Data records:
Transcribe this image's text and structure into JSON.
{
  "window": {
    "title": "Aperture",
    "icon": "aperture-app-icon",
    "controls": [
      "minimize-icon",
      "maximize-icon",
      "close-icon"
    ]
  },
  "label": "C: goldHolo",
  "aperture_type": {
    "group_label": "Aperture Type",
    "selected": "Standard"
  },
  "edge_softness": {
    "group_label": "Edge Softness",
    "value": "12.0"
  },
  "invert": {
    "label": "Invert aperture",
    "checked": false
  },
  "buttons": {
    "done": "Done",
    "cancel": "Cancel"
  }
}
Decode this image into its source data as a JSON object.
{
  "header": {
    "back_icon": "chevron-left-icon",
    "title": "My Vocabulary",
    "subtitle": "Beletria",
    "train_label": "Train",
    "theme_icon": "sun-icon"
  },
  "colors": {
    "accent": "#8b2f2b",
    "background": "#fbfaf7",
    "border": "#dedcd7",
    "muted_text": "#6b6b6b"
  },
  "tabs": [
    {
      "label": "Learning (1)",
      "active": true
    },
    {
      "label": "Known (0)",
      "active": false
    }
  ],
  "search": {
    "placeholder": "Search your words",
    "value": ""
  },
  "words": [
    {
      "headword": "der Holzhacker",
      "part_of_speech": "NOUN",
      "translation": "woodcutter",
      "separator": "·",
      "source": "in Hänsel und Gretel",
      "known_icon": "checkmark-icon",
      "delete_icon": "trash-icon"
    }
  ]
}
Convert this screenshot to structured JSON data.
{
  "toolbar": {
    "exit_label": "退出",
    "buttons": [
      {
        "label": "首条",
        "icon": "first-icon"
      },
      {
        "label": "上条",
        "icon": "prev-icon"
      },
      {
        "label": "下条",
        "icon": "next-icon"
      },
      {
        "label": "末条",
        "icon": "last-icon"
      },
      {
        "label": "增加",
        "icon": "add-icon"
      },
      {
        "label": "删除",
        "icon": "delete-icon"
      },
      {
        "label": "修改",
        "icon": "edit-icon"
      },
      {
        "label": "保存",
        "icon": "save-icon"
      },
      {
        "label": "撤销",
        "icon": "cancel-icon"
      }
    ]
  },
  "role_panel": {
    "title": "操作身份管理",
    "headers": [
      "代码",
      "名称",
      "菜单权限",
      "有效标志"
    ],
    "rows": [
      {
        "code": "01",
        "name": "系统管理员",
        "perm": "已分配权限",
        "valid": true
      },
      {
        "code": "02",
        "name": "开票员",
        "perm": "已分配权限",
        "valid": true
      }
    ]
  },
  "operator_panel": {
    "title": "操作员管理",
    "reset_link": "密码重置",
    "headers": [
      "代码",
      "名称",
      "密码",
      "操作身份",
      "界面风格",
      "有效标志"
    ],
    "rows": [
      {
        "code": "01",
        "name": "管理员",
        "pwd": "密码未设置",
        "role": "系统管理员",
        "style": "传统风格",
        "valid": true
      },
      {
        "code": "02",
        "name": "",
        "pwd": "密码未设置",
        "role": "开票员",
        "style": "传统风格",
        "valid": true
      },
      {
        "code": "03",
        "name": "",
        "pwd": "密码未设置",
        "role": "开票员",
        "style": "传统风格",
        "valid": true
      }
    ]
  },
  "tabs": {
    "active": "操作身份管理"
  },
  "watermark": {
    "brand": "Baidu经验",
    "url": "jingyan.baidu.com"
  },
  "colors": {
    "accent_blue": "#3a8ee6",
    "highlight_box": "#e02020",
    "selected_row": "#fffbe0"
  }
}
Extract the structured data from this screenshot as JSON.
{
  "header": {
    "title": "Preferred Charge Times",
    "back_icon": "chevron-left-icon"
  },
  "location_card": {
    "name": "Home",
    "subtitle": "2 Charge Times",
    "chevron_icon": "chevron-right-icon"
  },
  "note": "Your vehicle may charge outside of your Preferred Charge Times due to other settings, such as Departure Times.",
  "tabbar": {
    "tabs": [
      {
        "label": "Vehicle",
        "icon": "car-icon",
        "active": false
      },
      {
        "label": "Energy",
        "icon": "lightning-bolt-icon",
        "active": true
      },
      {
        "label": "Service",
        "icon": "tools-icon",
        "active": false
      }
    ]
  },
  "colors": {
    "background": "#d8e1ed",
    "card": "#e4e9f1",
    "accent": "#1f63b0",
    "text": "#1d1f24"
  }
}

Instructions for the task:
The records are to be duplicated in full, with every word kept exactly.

Answer for the task:
Transcribe this image's text and structure into JSON.
{
  "window": {
    "title": "Aperture",
    "icon": "aperture-app-icon",
    "controls": [
      "minimize-icon",
      "maximize-icon",
      "close-icon"
    ]
  },
  "label": "C: goldHolo",
  "aperture_type": {
    "group_label": "Aperture Type",
    "selected": "Standard"
  },
  "edge_softness": {
    "group_label": "Edge Softness",
    "value": "12.0"
  },
  "invert": {
    "label": "Invert aperture",
    "checked": false
  },
  "buttons": {
    "done": "Done",
    "cancel": "Cancel"
  }
}
Decode this image into its source data as a JSON object.
{
  "header": {
    "back_icon": "chevron-left-icon",
    "title": "My Vocabulary",
    "subtitle": "Beletria",
    "train_label": "Train",
    "theme_icon": "sun-icon"
  },
  "colors": {
    "accent": "#8b2f2b",
    "background": "#fbfaf7",
    "border": "#dedcd7",
    "muted_text": "#6b6b6b"
  },
  "tabs": [
    {
      "label": "Learning (1)",
      "active": true
    },
    {
      "label": "Known (0)",
      "active": false
    }
  ],
  "search": {
    "placeholder": "Search your words",
    "value": ""
  },
  "words": [
    {
      "headword": "der Holzhacker",
      "part_of_speech": "NOUN",
      "translation": "woodcutter",
      "separator": "·",
      "source": "in Hänsel und Gretel",
      "known_icon": "checkmark-icon",
      "delete_icon": "trash-icon"
    }
  ]
}
Convert this screenshot to structured JSON data.
{
  "toolbar": {
    "exit_label": "退出",
    "buttons": [
      {
        "label": "首条",
        "icon": "first-icon"
      },
      {
        "label": "上条",
        "icon": "prev-icon"
      },
      {
        "label": "下条",
        "icon": "next-icon"
      },
      {
        "label": "末条",
        "icon": "last-icon"
      },
      {
        "label": "增加",
        "icon": "add-icon"
      },
      {
        "label": "删除",
        "icon": "delete-icon"
      },
      {
        "label": "修改",
        "icon": "edit-icon"
      },
      {
        "label": "保存",
        "icon": "save-icon"
      },
      {
        "label": "撤销",
        "icon": "cancel-icon"
      }
    ]
  },
  "role_panel": {
    "title": "操作身份管理",
    "headers": [
      "代码",
      "名称",
      "菜单权限",
      "有效标志"
    ],
    "rows": [
      {
        "code": "01",
        "name": "系统管理员",
        "perm": "已分配权限",
        "valid": true
      },
      {
        "code": "02",
        "name": "开票员",
        "perm": "已分配权限",
        "valid": true
      }
    ]
  },
  "operator_panel": {
    "title": "操作员管理",
    "reset_link": "密码重置",
    "headers": [
      "代码",
      "名称",
      "密码",
      "操作身份",
      "界面风格",
      "有效标志"
    ],
    "rows": [
      {
        "code": "01",
        "name": "管理员",
        "pwd": "密码未设置",
        "role": "系统管理员",
        "style": "传统风格",
        "valid": true
      },
      {
        "code": "02",
        "name": "",
        "pwd": "密码未设置",
        "role": "开票员",
        "style": "传统风格",
        "valid": true
      },
      {
        "code": "03",
        "name": "",
        "pwd": "密码未设置",
        "role": "开票员",
        "style": "传统风格",
        "valid": true
      }
    ]
  },
  "tabs": {
    "active": "操作身份管理"
  },
  "watermark": {
    "brand": "Baidu经验",
    "url": "jingyan.baidu.com"
  },
  "colors": {
    "accent_blue": "#3a8ee6",
    "highlight_box": "#e02020",
    "selected_row": "#fffbe0"
  }
}
Extract the structured data from this screenshot as JSON.
{
  "header": {
    "title": "Preferred Charge Times",
    "back_icon": "chevron-left-icon"
  },
  "location_card": {
    "name": "Home",
    "subtitle": "2 Charge Times",
    "chevron_icon": "chevron-right-icon"
  },
  "note": "Your vehicle may charge outside of your Preferred Charge Times due to other settings, such as Departure Times.",
  "tabbar": {
    "tabs": [
      {
        "label": "Vehicle",
        "icon": "car-icon",
        "active": false
      },
      {
        "label": "Energy",
        "icon": "lightning-bolt-icon",
        "active": true
      },
      {
        "label": "Service",
        "icon": "tools-icon",
        "active": false
      }
    ]
  },
  "colors": {
    "background": "#d8e1ed",
    "card": "#e4e9f1",
    "accent": "#1f63b0",
    "text": "#1d1f24"
  }
}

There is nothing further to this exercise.